Curt Weibull was a professor of history at the University of Gothenburg from 1927-1953 and its rector from 1936 to 1946. In 1928 he and his brother, Lauritz Weibull, initiated the periodical Scandia. Together they are known for having introduced a critical theory of history to Swedish historical research, inspired by German historian Leopold von Ranke (1795-1886). Weibull was an important mentor to noted Swedish historian Erik Lönnroth (1910-2002) who further developed the methods of evaluating sources.
His most important and acclaimed work is a criticism regarding the interpretation and the ahistoricism of the Gesta Danorum by the 12th century Danish historian Saxo Grammaticus.
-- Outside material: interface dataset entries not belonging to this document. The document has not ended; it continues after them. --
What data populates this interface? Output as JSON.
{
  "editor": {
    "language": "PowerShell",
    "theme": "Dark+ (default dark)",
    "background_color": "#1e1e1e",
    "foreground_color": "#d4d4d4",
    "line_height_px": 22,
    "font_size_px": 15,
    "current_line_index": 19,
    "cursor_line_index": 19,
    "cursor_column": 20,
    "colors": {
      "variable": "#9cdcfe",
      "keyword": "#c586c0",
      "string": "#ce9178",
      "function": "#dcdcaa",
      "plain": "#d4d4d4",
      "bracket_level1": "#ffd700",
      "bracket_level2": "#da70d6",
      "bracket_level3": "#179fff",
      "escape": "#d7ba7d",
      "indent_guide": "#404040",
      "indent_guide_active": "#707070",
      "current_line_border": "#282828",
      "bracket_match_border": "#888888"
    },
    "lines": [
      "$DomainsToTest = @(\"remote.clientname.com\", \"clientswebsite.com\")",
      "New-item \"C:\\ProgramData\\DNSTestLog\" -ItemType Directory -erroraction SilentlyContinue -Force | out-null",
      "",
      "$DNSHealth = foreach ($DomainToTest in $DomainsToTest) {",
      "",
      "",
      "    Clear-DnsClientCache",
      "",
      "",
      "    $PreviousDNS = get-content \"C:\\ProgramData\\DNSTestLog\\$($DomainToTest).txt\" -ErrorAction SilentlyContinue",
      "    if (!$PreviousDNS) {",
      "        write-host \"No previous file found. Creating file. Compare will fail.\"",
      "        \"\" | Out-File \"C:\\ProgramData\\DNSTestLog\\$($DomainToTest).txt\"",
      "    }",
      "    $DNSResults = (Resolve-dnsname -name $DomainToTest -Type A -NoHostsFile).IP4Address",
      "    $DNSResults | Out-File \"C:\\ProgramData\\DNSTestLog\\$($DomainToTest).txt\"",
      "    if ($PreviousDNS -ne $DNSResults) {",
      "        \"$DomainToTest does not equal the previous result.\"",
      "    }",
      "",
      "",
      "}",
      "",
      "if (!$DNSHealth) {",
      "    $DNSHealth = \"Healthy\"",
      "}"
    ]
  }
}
This piece was named: Saxo. Kritiska undersökningar i Danmarks historia från Sven Estridsens död till Canute VI (Saxo. Critical studies in Denmark's history from Sven Estriden's death to Canute VI), and was rather controversial at the time, as it revealed the vague basis of Denmark's older history of the time.
In 1991, when he was 105, his last work was published: an article in a book celebrating the 100th anniversary of the University of Gothenburg. That probably makes him the oldest historian in the world to have a new study published while still alive. An anecdote tells that when a Danish historian was counter-criticizing parts of Weibull's Ph.D. thesis (from 1916) on Saxo Grammaticus in his own thesis (believing Weibull to be dead since this was after his 100th birthday) Weibull appeared in the public disputation angrily defending his work. During the late 1970s, while lecturing about his life and his research to younger students, he had humorously remarked about a Danish professor who had criticized his own thesis when it appeared: "I haven't replied in depth to the criticism of the professor. But it's not too late, now is it?"